**Task**: Extract each line holding the word "Sequence" from the entries.

Items from a dataset:
<<<<
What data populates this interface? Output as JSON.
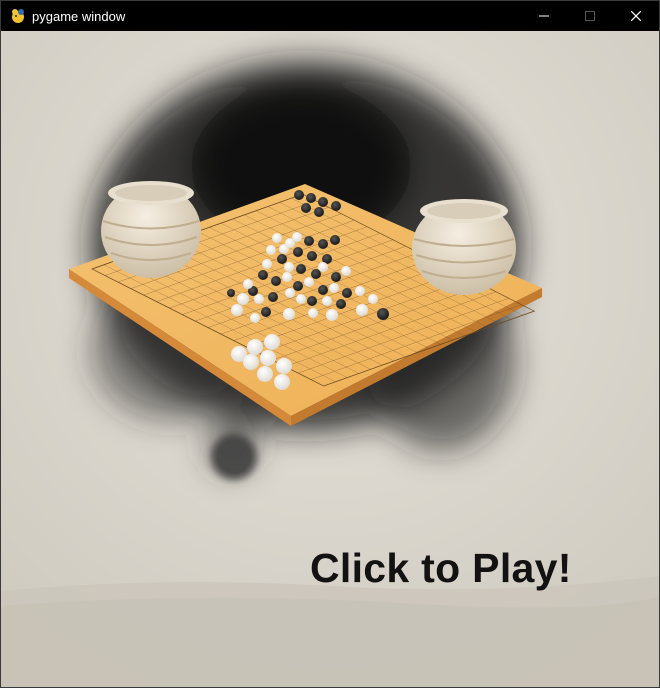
{
  "window": {
    "title": "pygame window",
    "icon": "pygame-snake-icon",
    "controls": [
      "minimize-icon",
      "maximize-icon",
      "close-icon"
    ]
  },
  "scene": {
    "cta_text": "Click to Play!",
    "theme_colors": {
      "paper": "#d8d4cb",
      "board": "#f0b860",
      "ink": "#1a1a1a",
      "stone_white": "#f7f5f0",
      "stone_black": "#252525"
    }
  }
}
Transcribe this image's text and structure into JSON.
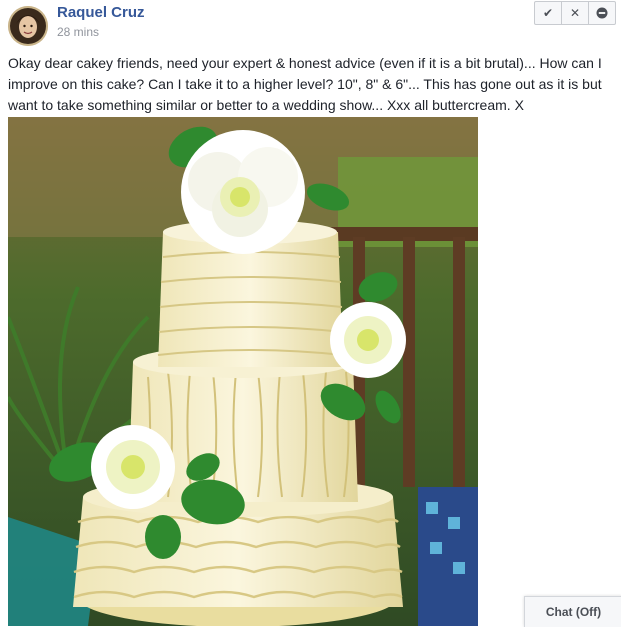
{
  "post": {
    "author": "Raquel Cruz",
    "timestamp": "28 mins",
    "text": "Okay dear cakey friends, need your expert & honest advice (even if it is a bit brutal)... How can I improve on this cake? Can I take it to a higher level? 10\", 8\" & 6\"... This has gone out as it is but want to take something similar or better to a wedding show... Xxx all buttercream. X",
    "actions": [
      {
        "icon": "check-icon",
        "glyph": "✔"
      },
      {
        "icon": "close-icon",
        "glyph": "✕"
      },
      {
        "icon": "minus-circle-icon",
        "glyph": "−"
      }
    ]
  },
  "chat": {
    "label": "Chat (Off)"
  },
  "colors": {
    "link": "#365899",
    "text": "#1d2129",
    "muted": "#90949c"
  }
}
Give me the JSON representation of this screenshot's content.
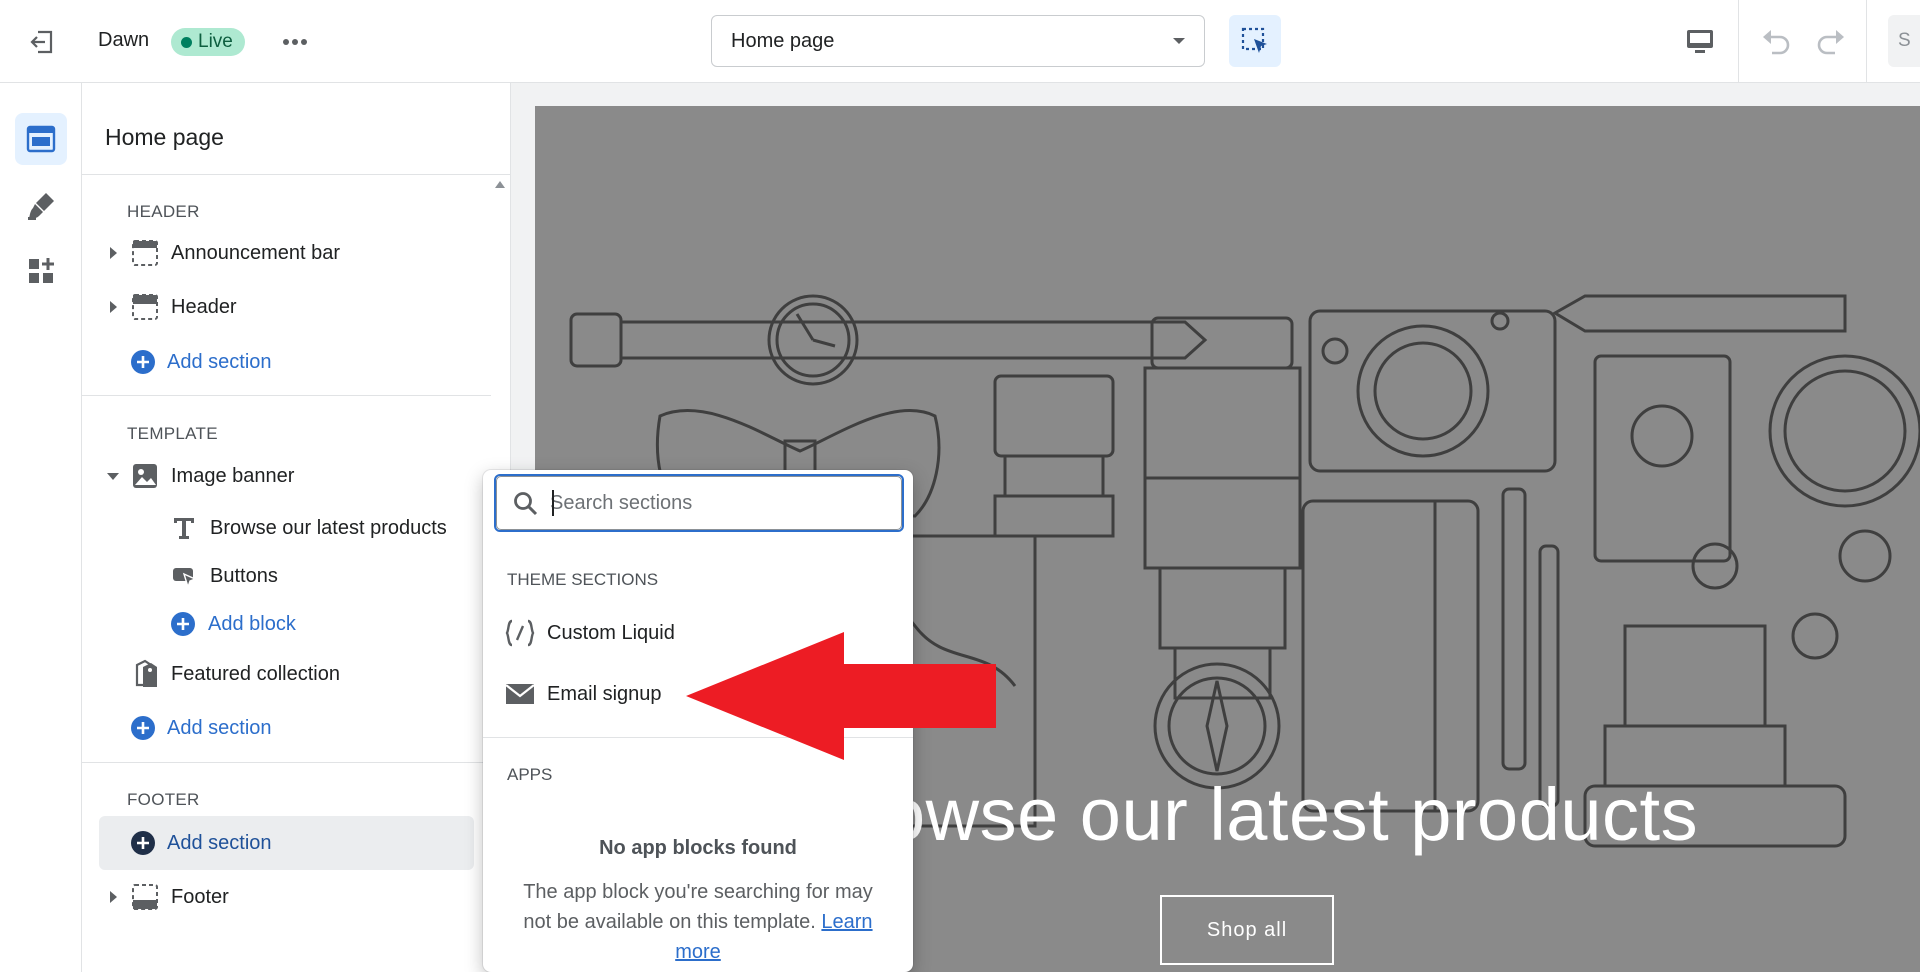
{
  "topbar": {
    "store_name": "Dawn",
    "status_badge": "Live",
    "page_selector_value": "Home page",
    "save_label": "S"
  },
  "sidebar": {
    "title": "Home page",
    "groups": [
      {
        "label": "HEADER",
        "items": [
          {
            "label": "Announcement bar"
          },
          {
            "label": "Header"
          }
        ],
        "add_label": "Add section"
      },
      {
        "label": "TEMPLATE",
        "items": [
          {
            "label": "Image banner",
            "blocks": [
              {
                "label": "Browse our latest products"
              },
              {
                "label": "Buttons"
              }
            ],
            "add_block_label": "Add block"
          },
          {
            "label": "Featured collection"
          }
        ],
        "add_label": "Add section"
      },
      {
        "label": "FOOTER",
        "add_label": "Add section",
        "items": [
          {
            "label": "Footer"
          }
        ]
      }
    ]
  },
  "popover": {
    "search_placeholder": "Search sections",
    "theme_sections_label": "THEME SECTIONS",
    "theme_sections": [
      {
        "label": "Custom Liquid",
        "icon": "liquid-code-icon"
      },
      {
        "label": "Email signup",
        "icon": "envelope-icon"
      }
    ],
    "apps_label": "APPS",
    "no_apps_title": "No app blocks found",
    "no_apps_desc": "The app block you're searching for may not be available on this template.",
    "learn_more_label": "Learn more"
  },
  "preview": {
    "hero_title": "owse our latest products",
    "hero_button": "Shop all"
  },
  "colors": {
    "accent": "#2c6ecb",
    "live_badge_bg": "#aee9d1",
    "hero_bg": "#8a8a8a",
    "annotation_arrow": "#ed1c24"
  }
}
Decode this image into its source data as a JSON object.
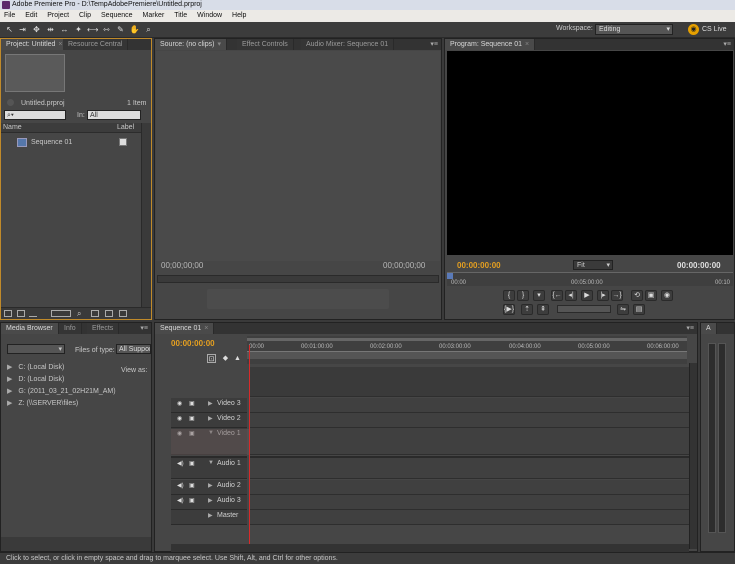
{
  "window": {
    "title": "Adobe Premiere Pro - D:\\TempAdobePremiere\\Untitled.prproj"
  },
  "menu": [
    "File",
    "Edit",
    "Project",
    "Clip",
    "Sequence",
    "Marker",
    "Title",
    "Window",
    "Help"
  ],
  "workspace": {
    "label": "Workspace:",
    "value": "Editing",
    "cslive": "CS Live"
  },
  "project_panel": {
    "tabs": [
      "Project: Untitled",
      "Resource Central"
    ],
    "project_name": "Untitled.prproj",
    "item_count": "1 Item",
    "in_label": "In:",
    "in_value": "All",
    "columns": {
      "name": "Name",
      "label": "Label"
    },
    "items": [
      {
        "name": "Sequence 01"
      }
    ]
  },
  "source_panel": {
    "tabs": [
      "Source: (no clips)",
      "Effect Controls",
      "Audio Mixer: Sequence 01"
    ],
    "timecode_left": "00;00;00;00",
    "timecode_right": "00;00;00;00"
  },
  "program_panel": {
    "tab": "Program: Sequence 01",
    "timecode_left": "00:00:00:00",
    "fit": "Fit",
    "timecode_right": "00:00:00:00",
    "ruler": [
      "00:00",
      "00:05:00:00",
      "00:10"
    ]
  },
  "media_panel": {
    "tabs": [
      "Media Browser",
      "Info",
      "Effects"
    ],
    "files_of_type_label": "Files of type:",
    "files_of_type_value": "All Support",
    "view_as": "View as:",
    "drives": [
      "C: (Local Disk)",
      "D: (Local Disk)",
      "G: (2011_03_21_02H21M_AM)",
      "Z: (\\\\SERVER\\files)"
    ]
  },
  "timeline": {
    "tab": "Sequence 01",
    "timecode": "00:00:00:00",
    "ruler": [
      "00:00",
      "00:01:00:00",
      "00:02:00:00",
      "00:03:00:00",
      "00:04:00:00",
      "00:05:00:00",
      "00:06:00:00"
    ],
    "tracks": [
      "Video 3",
      "Video 2",
      "Video 1",
      "Audio 1",
      "Audio 2",
      "Audio 3",
      "Master"
    ]
  },
  "meters": {
    "tab": "A"
  },
  "status": "Click to select, or click in empty space and drag to marquee select. Use Shift, Alt, and Ctrl for other options.",
  "colors": {
    "accent_timecode": "#e6a020",
    "playhead": "#d82a2a",
    "panel_active_border": "#c08a2a"
  }
}
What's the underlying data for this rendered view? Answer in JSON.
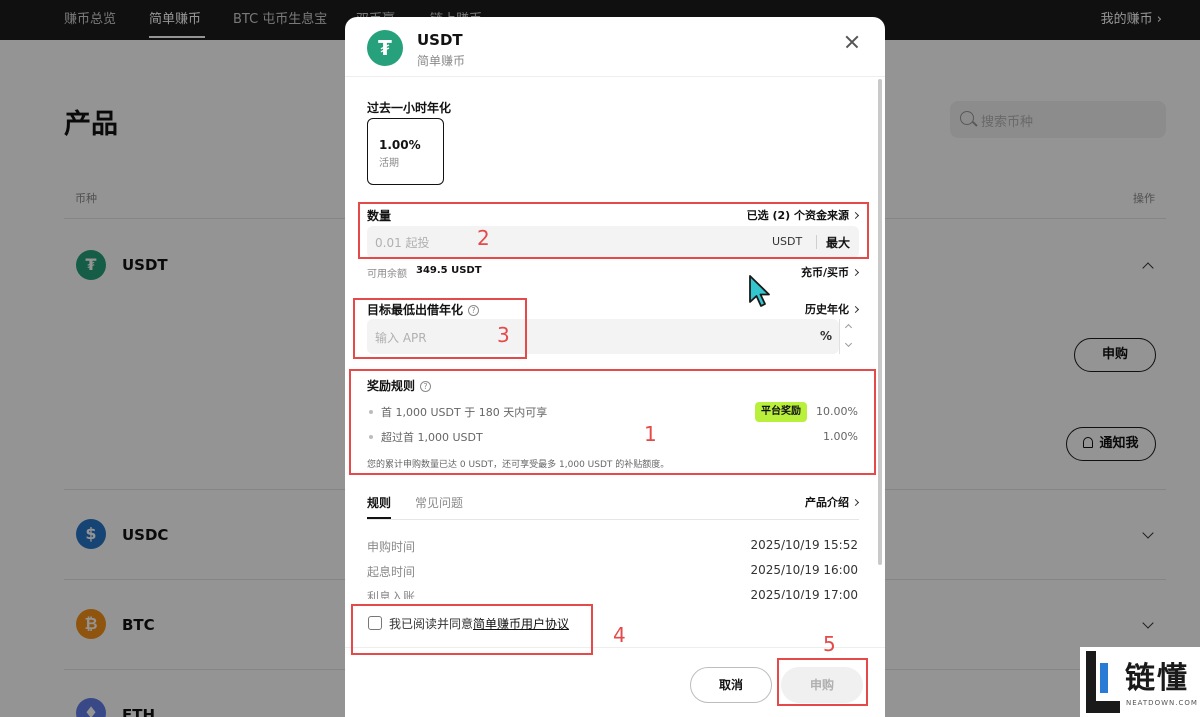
{
  "topnav": {
    "items": [
      "赚币总览",
      "简单赚币",
      "BTC 屯币生息宝",
      "双币赢",
      "链上赚币"
    ],
    "right": "我的赚币"
  },
  "page": {
    "title": "产品",
    "search_placeholder": "搜索币种",
    "col_coin": "币种",
    "col_action": "操作",
    "coins": [
      "USDT",
      "USDC",
      "BTC",
      "ETH"
    ],
    "subscribe_btn": "申购",
    "notify_btn": "通知我"
  },
  "modal": {
    "title": "USDT",
    "subtitle": "简单赚币",
    "apr_section_label": "过去一小时年化",
    "apr_value": "1.00%",
    "apr_type": "活期",
    "amount_label": "数量",
    "funding_source": "已选 (2) 个资金来源",
    "amount_placeholder": "0.01 起投",
    "amount_unit": "USDT",
    "max_label": "最大",
    "available_label": "可用余额",
    "available_value": "349.5 USDT",
    "deposit_buy": "充币/买币",
    "target_apr_label": "目标最低出借年化",
    "history_apr": "历史年化",
    "target_placeholder": "输入 APR",
    "percent_sign": "%",
    "reward_label": "奖励规则",
    "reward_rule1": "首 1,000 USDT 于 180 天内可享",
    "reward_badge": "平台奖励",
    "reward_pct1": "10.00%",
    "reward_rule2": "超过首 1,000 USDT",
    "reward_pct2": "1.00%",
    "reward_note": "您的累计申购数量已达 0 USDT，还可享受最多 1,000 USDT 的补贴额度。",
    "tab_rules": "规则",
    "tab_faq": "常见问题",
    "product_intro": "产品介绍",
    "info": [
      {
        "label": "申购时间",
        "value": "2025/10/19 15:52"
      },
      {
        "label": "起息时间",
        "value": "2025/10/19 16:00"
      },
      {
        "label": "利息入账",
        "value": "2025/10/19 17:00"
      }
    ],
    "agree_prefix": "我已阅读并同意",
    "agree_link": "简单赚币用户协议",
    "cancel": "取消",
    "subscribe": "申购"
  },
  "annotations": [
    "1",
    "2",
    "3",
    "4",
    "5"
  ],
  "watermark": {
    "text": "链懂",
    "sub": "NEATDOWN.COM"
  },
  "colors": {
    "usdt": "#26a17b",
    "usdc": "#2775ca",
    "btc": "#f7931a",
    "eth": "#627eea",
    "badge": "#b8f03b",
    "annotation": "#e54a4a",
    "cursor": "#34c6cf"
  }
}
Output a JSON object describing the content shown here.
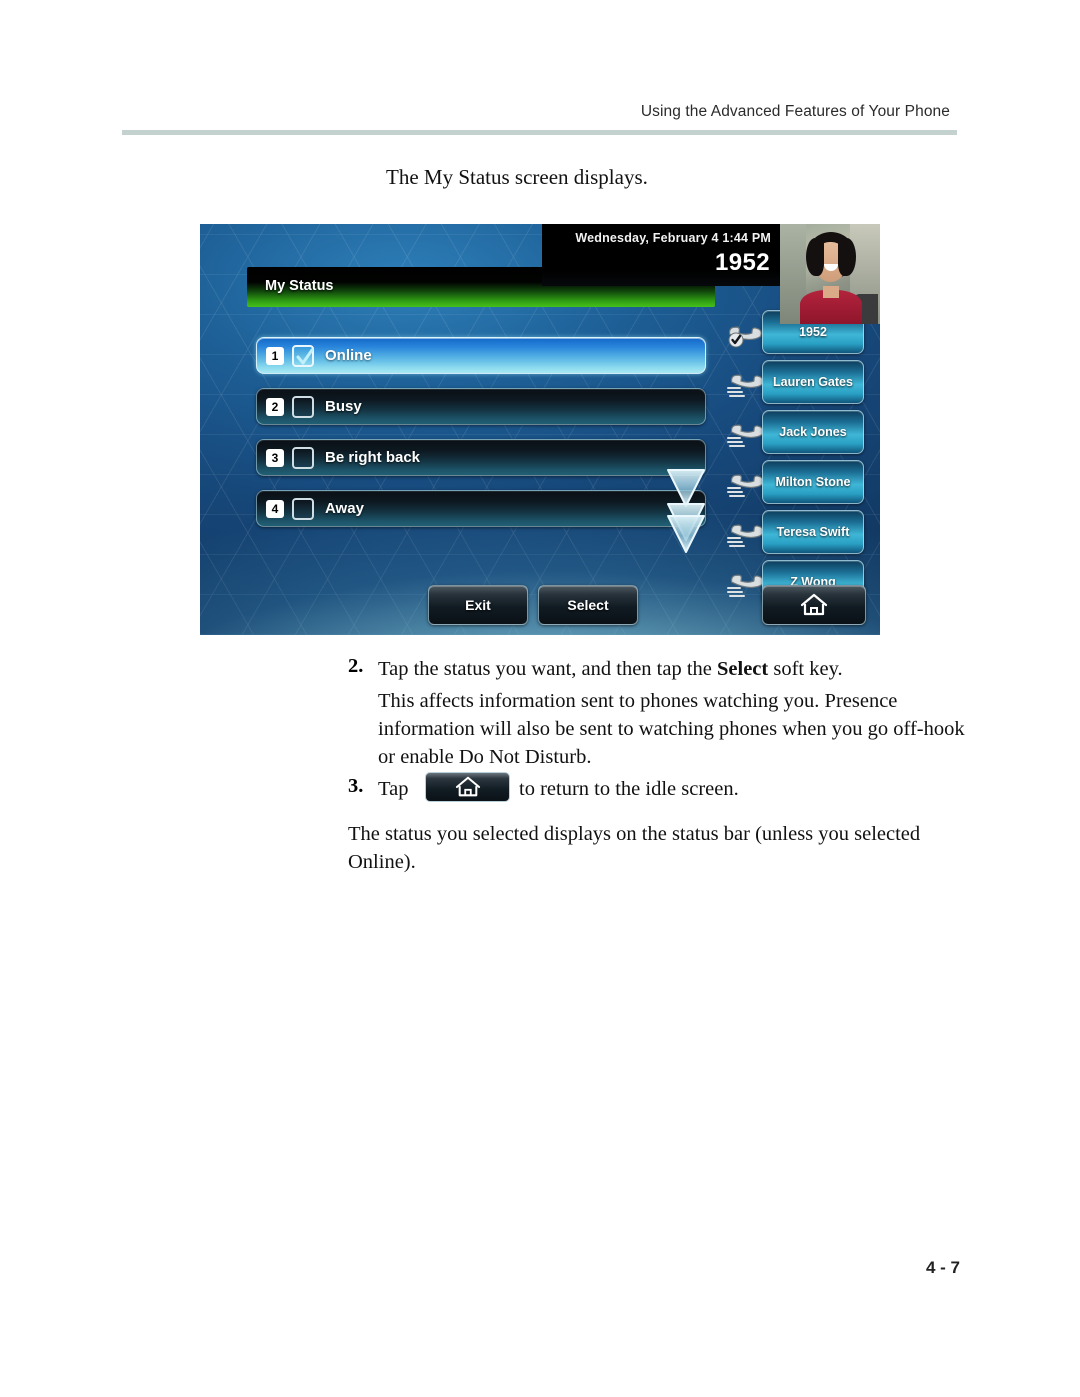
{
  "header": {
    "title": "Using the Advanced Features of Your Phone"
  },
  "intro": {
    "text": "The My Status screen displays."
  },
  "phone_screen": {
    "status_bar": {
      "datetime": "Wednesday, February 4  1:44 PM",
      "extension": "1952"
    },
    "title_bar": {
      "label": "My Status"
    },
    "status_options": [
      {
        "num": "1",
        "label": "Online",
        "checked": true
      },
      {
        "num": "2",
        "label": "Busy",
        "checked": false
      },
      {
        "num": "3",
        "label": "Be right back",
        "checked": false
      },
      {
        "num": "4",
        "label": "Away",
        "checked": false
      }
    ],
    "line_keys": [
      {
        "label": "1952",
        "icon": "handset-check-icon"
      },
      {
        "label": "Lauren Gates",
        "icon": "handset-icon"
      },
      {
        "label": "Jack Jones",
        "icon": "handset-icon"
      },
      {
        "label": "Milton Stone",
        "icon": "handset-icon"
      },
      {
        "label": "Teresa Swift",
        "icon": "handset-icon"
      },
      {
        "label": "Z Wong",
        "icon": "handset-icon"
      }
    ],
    "soft_keys": {
      "exit": "Exit",
      "select": "Select",
      "home_icon": "home-icon"
    },
    "scroll_indicator": "chevron-down-icon",
    "colors": {
      "title_bar_accent": "#45c01a",
      "selected_row": "#59b6e4",
      "line_key": "#3fb6d6",
      "status_bar_bg": "#000000"
    }
  },
  "steps": {
    "step2": {
      "number": "2.",
      "text_before": "Tap the status you want, and then tap the ",
      "bold": "Select",
      "text_after": " soft key.",
      "body": "This affects information sent to phones watching you. Presence information will also be sent to watching phones when you go off-hook or enable Do Not Disturb."
    },
    "step3": {
      "number": "3.",
      "tap_word": "Tap",
      "button_icon": "home-icon",
      "text_after": "to return to the idle screen."
    }
  },
  "closing": {
    "text": "The status you selected displays on the status bar (unless you selected Online)."
  },
  "footer": {
    "page_number": "4 - 7"
  }
}
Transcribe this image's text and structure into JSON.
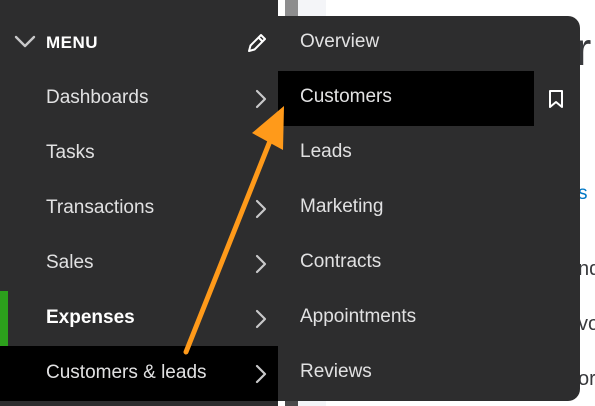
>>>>
**Answer for the task**:
    "Sequence",
        "name": "Sequence 01"
      "Audio Mixer: Sequence 01"
    "tab": "Program: Sequence 01",
    "tab": "Sequence 01",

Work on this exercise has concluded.